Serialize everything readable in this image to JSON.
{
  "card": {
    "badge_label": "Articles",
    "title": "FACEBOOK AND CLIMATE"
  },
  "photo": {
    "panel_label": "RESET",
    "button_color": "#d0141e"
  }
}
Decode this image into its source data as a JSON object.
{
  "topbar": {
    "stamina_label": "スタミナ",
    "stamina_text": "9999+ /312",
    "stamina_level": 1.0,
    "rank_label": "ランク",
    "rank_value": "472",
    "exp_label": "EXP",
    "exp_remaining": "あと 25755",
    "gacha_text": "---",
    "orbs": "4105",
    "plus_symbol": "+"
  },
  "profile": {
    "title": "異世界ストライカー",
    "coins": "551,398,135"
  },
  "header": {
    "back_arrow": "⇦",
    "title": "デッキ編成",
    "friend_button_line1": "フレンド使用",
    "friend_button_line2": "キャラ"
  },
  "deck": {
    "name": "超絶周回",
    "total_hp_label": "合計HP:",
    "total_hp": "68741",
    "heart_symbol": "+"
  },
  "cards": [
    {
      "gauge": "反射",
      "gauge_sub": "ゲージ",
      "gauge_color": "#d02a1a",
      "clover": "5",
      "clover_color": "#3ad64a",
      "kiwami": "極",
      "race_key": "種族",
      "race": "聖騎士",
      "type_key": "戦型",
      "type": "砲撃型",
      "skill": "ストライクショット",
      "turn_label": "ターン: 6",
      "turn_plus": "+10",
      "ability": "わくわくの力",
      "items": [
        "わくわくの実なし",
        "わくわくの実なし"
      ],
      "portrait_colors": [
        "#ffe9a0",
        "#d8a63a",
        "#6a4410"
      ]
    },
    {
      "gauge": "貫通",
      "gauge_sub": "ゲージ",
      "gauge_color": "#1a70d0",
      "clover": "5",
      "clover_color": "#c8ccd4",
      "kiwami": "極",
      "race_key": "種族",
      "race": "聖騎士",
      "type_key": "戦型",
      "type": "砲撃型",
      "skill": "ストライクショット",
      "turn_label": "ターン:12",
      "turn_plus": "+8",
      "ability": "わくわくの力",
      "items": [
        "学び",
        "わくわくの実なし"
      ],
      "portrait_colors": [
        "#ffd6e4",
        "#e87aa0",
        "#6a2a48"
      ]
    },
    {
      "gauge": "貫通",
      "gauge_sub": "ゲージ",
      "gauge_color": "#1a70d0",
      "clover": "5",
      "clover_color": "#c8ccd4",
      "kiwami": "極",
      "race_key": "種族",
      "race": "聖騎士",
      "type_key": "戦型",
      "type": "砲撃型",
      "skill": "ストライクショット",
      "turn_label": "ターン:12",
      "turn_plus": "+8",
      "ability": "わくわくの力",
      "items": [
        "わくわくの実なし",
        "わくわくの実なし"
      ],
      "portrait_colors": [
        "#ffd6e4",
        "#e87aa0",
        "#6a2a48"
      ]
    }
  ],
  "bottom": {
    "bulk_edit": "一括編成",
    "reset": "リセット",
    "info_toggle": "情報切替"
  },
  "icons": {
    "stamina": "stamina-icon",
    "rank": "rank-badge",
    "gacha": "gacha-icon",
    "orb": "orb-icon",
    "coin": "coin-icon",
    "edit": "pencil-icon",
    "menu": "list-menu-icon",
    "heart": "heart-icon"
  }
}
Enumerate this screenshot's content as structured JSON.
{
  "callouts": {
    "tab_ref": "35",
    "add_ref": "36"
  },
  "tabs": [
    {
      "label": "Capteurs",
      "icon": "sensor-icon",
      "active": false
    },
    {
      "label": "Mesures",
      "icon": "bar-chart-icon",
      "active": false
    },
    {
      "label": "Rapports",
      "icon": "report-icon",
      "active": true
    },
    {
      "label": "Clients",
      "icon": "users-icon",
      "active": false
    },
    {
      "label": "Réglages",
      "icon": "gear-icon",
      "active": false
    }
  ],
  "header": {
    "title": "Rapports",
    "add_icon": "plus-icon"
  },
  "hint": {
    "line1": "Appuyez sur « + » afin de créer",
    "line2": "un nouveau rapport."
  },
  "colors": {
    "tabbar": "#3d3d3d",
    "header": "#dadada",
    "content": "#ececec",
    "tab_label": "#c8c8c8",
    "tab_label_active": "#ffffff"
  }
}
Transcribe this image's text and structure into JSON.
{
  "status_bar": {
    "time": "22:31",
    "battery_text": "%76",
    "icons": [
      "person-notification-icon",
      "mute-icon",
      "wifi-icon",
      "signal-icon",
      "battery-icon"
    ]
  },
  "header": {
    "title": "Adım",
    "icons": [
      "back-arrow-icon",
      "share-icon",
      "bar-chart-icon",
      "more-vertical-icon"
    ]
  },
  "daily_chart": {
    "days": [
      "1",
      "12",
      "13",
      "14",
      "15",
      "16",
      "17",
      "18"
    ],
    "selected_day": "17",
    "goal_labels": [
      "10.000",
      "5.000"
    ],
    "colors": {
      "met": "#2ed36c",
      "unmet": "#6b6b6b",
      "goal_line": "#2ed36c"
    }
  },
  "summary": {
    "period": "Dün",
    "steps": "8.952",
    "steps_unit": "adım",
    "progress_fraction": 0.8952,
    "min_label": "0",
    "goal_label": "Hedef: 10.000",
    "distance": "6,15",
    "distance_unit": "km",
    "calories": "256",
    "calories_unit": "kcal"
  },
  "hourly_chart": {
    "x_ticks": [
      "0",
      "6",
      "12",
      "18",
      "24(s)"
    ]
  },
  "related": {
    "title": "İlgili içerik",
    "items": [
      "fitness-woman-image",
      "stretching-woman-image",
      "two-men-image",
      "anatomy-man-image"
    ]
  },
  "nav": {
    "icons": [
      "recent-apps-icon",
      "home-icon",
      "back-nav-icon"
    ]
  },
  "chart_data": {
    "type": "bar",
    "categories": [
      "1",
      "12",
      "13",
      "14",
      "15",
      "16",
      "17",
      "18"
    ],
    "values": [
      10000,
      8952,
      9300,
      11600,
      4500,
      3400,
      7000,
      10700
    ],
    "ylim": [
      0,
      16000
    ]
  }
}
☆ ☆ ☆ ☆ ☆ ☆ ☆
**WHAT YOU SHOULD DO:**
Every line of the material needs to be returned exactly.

**OUTPUT FOR THIS EXERCISE:**
Serialize everything readable in this image to JSON.
{
  "card": {
    "badge_label": "Articles",
    "title": "FACEBOOK AND CLIMATE"
  },
  "photo": {
    "panel_label": "RESET",
    "button_color": "#d0141e"
  }
}
Decode this image into its source data as a JSON object.
{
  "topbar": {
    "stamina_label": "スタミナ",
    "stamina_text": "9999+ /312",
    "stamina_level": 1.0,
    "rank_label": "ランク",
    "rank_value": "472",
    "exp_label": "EXP",
    "exp_remaining": "あと 25755",
    "gacha_text": "---",
    "orbs": "4105",
    "plus_symbol": "+"
  },
  "profile": {
    "title": "異世界ストライカー",
    "coins": "551,398,135"
  },
  "header": {
    "back_arrow": "⇦",
    "title": "デッキ編成",
    "friend_button_line1": "フレンド使用",
    "friend_button_line2": "キャラ"
  },
  "deck": {
    "name": "超絶周回",
    "total_hp_label": "合計HP:",
    "total_hp": "68741",
    "heart_symbol": "+"
  },
  "cards": [
    {
      "gauge": "反射",
      "gauge_sub": "ゲージ",
      "gauge_color": "#d02a1a",
      "clover": "5",
      "clover_color": "#3ad64a",
      "kiwami": "極",
      "race_key": "種族",
      "race": "聖騎士",
      "type_key": "戦型",
      "type": "砲撃型",
      "skill": "ストライクショット",
      "turn_label": "ターン: 6",
      "turn_plus": "+10",
      "ability": "わくわくの力",
      "items": [
        "わくわくの実なし",
        "わくわくの実なし"
      ],
      "portrait_colors": [
        "#ffe9a0",
        "#d8a63a",
        "#6a4410"
      ]
    },
    {
      "gauge": "貫通",
      "gauge_sub": "ゲージ",
      "gauge_color": "#1a70d0",
      "clover": "5",
      "clover_color": "#c8ccd4",
      "kiwami": "極",
      "race_key": "種族",
      "race": "聖騎士",
      "type_key": "戦型",
      "type": "砲撃型",
      "skill": "ストライクショット",
      "turn_label": "ターン:12",
      "turn_plus": "+8",
      "ability": "わくわくの力",
      "items": [
        "学び",
        "わくわくの実なし"
      ],
      "portrait_colors": [
        "#ffd6e4",
        "#e87aa0",
        "#6a2a48"
      ]
    },
    {
      "gauge": "貫通",
      "gauge_sub": "ゲージ",
      "gauge_color": "#1a70d0",
      "clover": "5",
      "clover_color": "#c8ccd4",
      "kiwami": "極",
      "race_key": "種族",
      "race": "聖騎士",
      "type_key": "戦型",
      "type": "砲撃型",
      "skill": "ストライクショット",
      "turn_label": "ターン:12",
      "turn_plus": "+8",
      "ability": "わくわくの力",
      "items": [
        "わくわくの実なし",
        "わくわくの実なし"
      ],
      "portrait_colors": [
        "#ffd6e4",
        "#e87aa0",
        "#6a2a48"
      ]
    }
  ],
  "bottom": {
    "bulk_edit": "一括編成",
    "reset": "リセット",
    "info_toggle": "情報切替"
  },
  "icons": {
    "stamina": "stamina-icon",
    "rank": "rank-badge",
    "gacha": "gacha-icon",
    "orb": "orb-icon",
    "coin": "coin-icon",
    "edit": "pencil-icon",
    "menu": "list-menu-icon",
    "heart": "heart-icon"
  }
}
Enumerate this screenshot's content as structured JSON.
{
  "callouts": {
    "tab_ref": "35",
    "add_ref": "36"
  },
  "tabs": [
    {
      "label": "Capteurs",
      "icon": "sensor-icon",
      "active": false
    },
    {
      "label": "Mesures",
      "icon": "bar-chart-icon",
      "active": false
    },
    {
      "label": "Rapports",
      "icon": "report-icon",
      "active": true
    },
    {
      "label": "Clients",
      "icon": "users-icon",
      "active": false
    },
    {
      "label": "Réglages",
      "icon": "gear-icon",
      "active": false
    }
  ],
  "header": {
    "title": "Rapports",
    "add_icon": "plus-icon"
  },
  "hint": {
    "line1": "Appuyez sur « + » afin de créer",
    "line2": "un nouveau rapport."
  },
  "colors": {
    "tabbar": "#3d3d3d",
    "header": "#dadada",
    "content": "#ececec",
    "tab_label": "#c8c8c8",
    "tab_label_active": "#ffffff"
  }
}
Transcribe this image's text and structure into JSON.
{
  "status_bar": {
    "time": "22:31",
    "battery_text": "%76",
    "icons": [
      "person-notification-icon",
      "mute-icon",
      "wifi-icon",
      "signal-icon",
      "battery-icon"
    ]
  },
  "header": {
    "title": "Adım",
    "icons": [
      "back-arrow-icon",
      "share-icon",
      "bar-chart-icon",
      "more-vertical-icon"
    ]
  },
  "daily_chart": {
    "days": [
      "1",
      "12",
      "13",
      "14",
      "15",
      "16",
      "17",
      "18"
    ],
    "selected_day": "17",
    "goal_labels": [
      "10.000",
      "5.000"
    ],
    "colors": {
      "met": "#2ed36c",
      "unmet": "#6b6b6b",
      "goal_line": "#2ed36c"
    }
  },
  "summary": {
    "period": "Dün",
    "steps": "8.952",
    "steps_unit": "adım",
    "progress_fraction": 0.8952,
    "min_label": "0",
    "goal_label": "Hedef: 10.000",
    "distance": "6,15",
    "distance_unit": "km",
    "calories": "256",
    "calories_unit": "kcal"
  },
  "hourly_chart": {
    "x_ticks": [
      "0",
      "6",
      "12",
      "18",
      "24(s)"
    ]
  },
  "related": {
    "title": "İlgili içerik",
    "items": [
      "fitness-woman-image",
      "stretching-woman-image",
      "two-men-image",
      "anatomy-man-image"
    ]
  },
  "nav": {
    "icons": [
      "recent-apps-icon",
      "home-icon",
      "back-nav-icon"
    ]
  },
  "chart_data": {
    "type": "bar",
    "categories": [
      "1",
      "12",
      "13",
      "14",
      "15",
      "16",
      "17",
      "18"
    ],
    "values": [
      10000,
      8952,
      9300,
      11600,
      4500,
      3400,
      7000,
      10700
    ],
    "ylim": [
      0,
      16000
    ]
  }
}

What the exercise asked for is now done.